### DESCRIPTION OF THE TASK:
Leaving every image behind, reproduce the records word for word.

### DATA IN THIS EXERCISE:
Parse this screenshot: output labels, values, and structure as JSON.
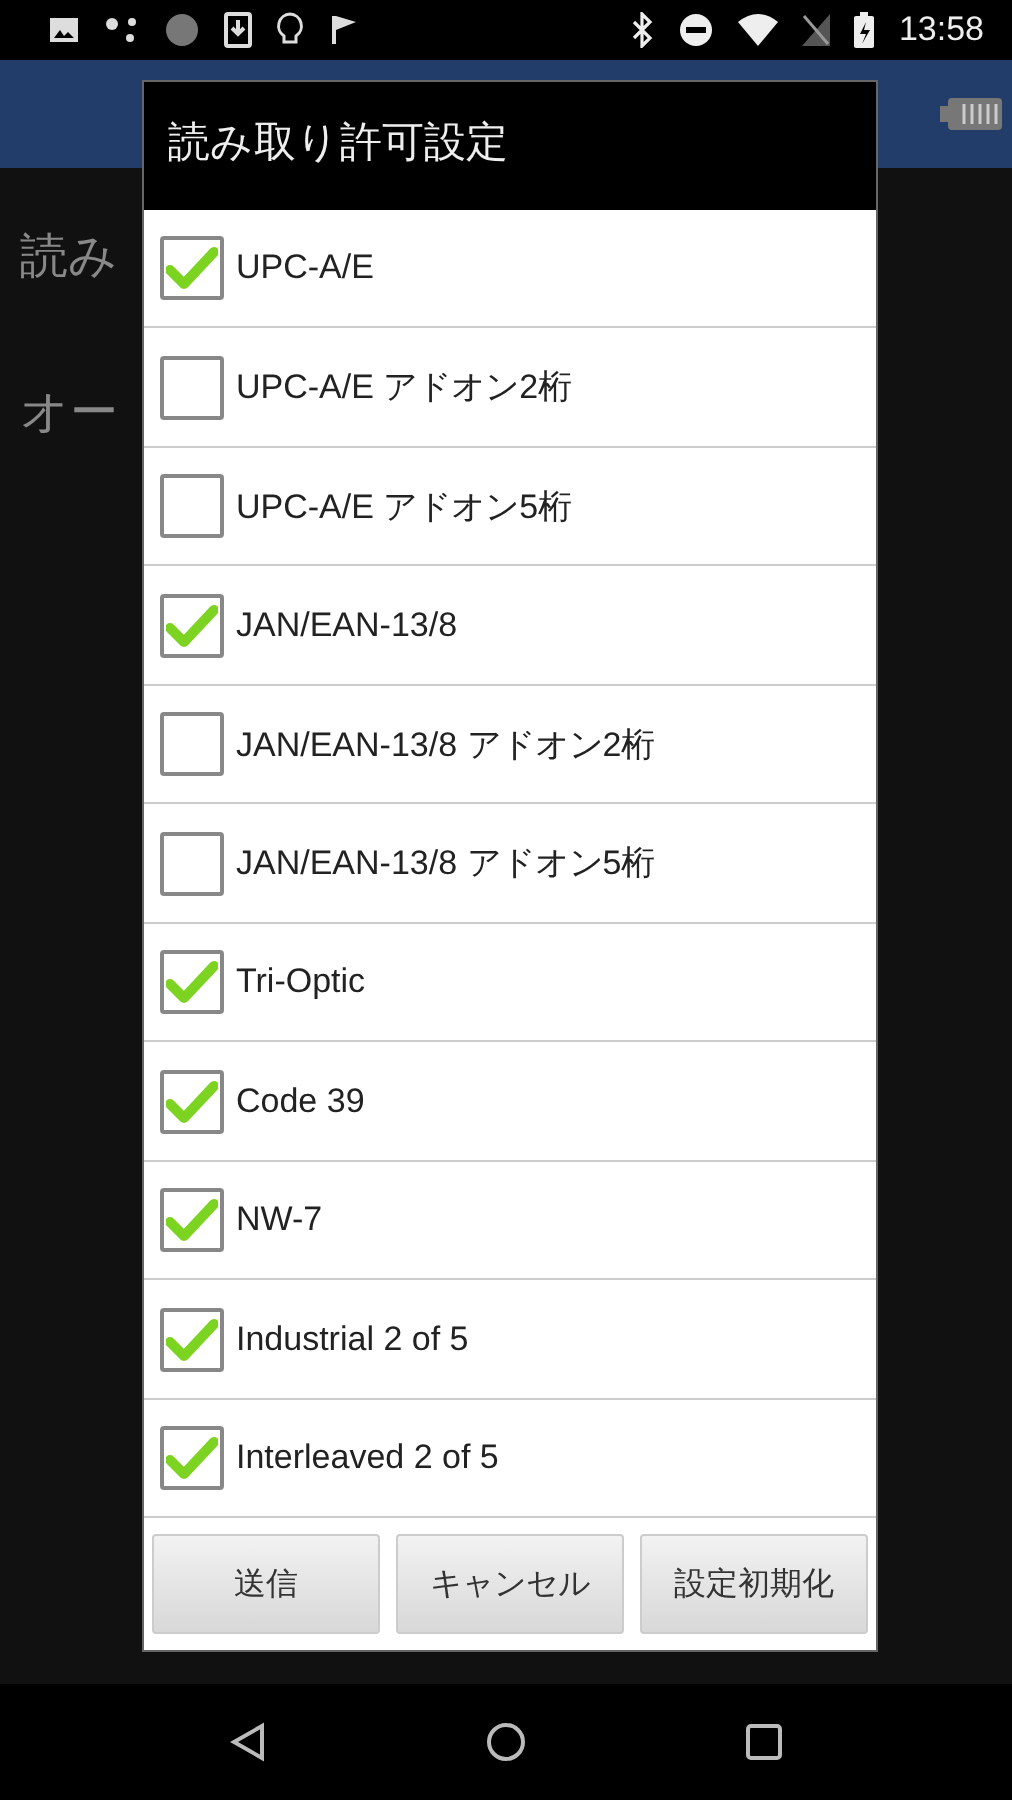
{
  "status_bar": {
    "time": "13:58"
  },
  "background": {
    "texts": [
      "読み",
      "オー"
    ]
  },
  "dialog": {
    "title": "読み取り許可設定",
    "items": [
      {
        "label": "UPC-A/E",
        "checked": true
      },
      {
        "label": "UPC-A/E アドオン2桁",
        "checked": false
      },
      {
        "label": "UPC-A/E アドオン5桁",
        "checked": false
      },
      {
        "label": "JAN/EAN-13/8",
        "checked": true
      },
      {
        "label": "JAN/EAN-13/8 アドオン2桁",
        "checked": false
      },
      {
        "label": "JAN/EAN-13/8 アドオン5桁",
        "checked": false
      },
      {
        "label": "Tri-Optic",
        "checked": true
      },
      {
        "label": "Code 39",
        "checked": true
      },
      {
        "label": "NW-7",
        "checked": true
      },
      {
        "label": "Industrial 2 of 5",
        "checked": true
      },
      {
        "label": "Interleaved 2 of 5",
        "checked": true
      }
    ],
    "buttons": [
      "送信",
      "キャンセル",
      "設定初期化"
    ]
  }
}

### FINISHED TASK:
Parse this screenshot: output labels, values, and structure as JSON.
{
  "status_bar": {
    "time": "13:58"
  },
  "background": {
    "texts": [
      "読み",
      "オー"
    ]
  },
  "dialog": {
    "title": "読み取り許可設定",
    "items": [
      {
        "label": "UPC-A/E",
        "checked": true
      },
      {
        "label": "UPC-A/E アドオン2桁",
        "checked": false
      },
      {
        "label": "UPC-A/E アドオン5桁",
        "checked": false
      },
      {
        "label": "JAN/EAN-13/8",
        "checked": true
      },
      {
        "label": "JAN/EAN-13/8 アドオン2桁",
        "checked": false
      },
      {
        "label": "JAN/EAN-13/8 アドオン5桁",
        "checked": false
      },
      {
        "label": "Tri-Optic",
        "checked": true
      },
      {
        "label": "Code 39",
        "checked": true
      },
      {
        "label": "NW-7",
        "checked": true
      },
      {
        "label": "Industrial 2 of 5",
        "checked": true
      },
      {
        "label": "Interleaved 2 of 5",
        "checked": true
      }
    ],
    "buttons": [
      "送信",
      "キャンセル",
      "設定初期化"
    ]
  }
}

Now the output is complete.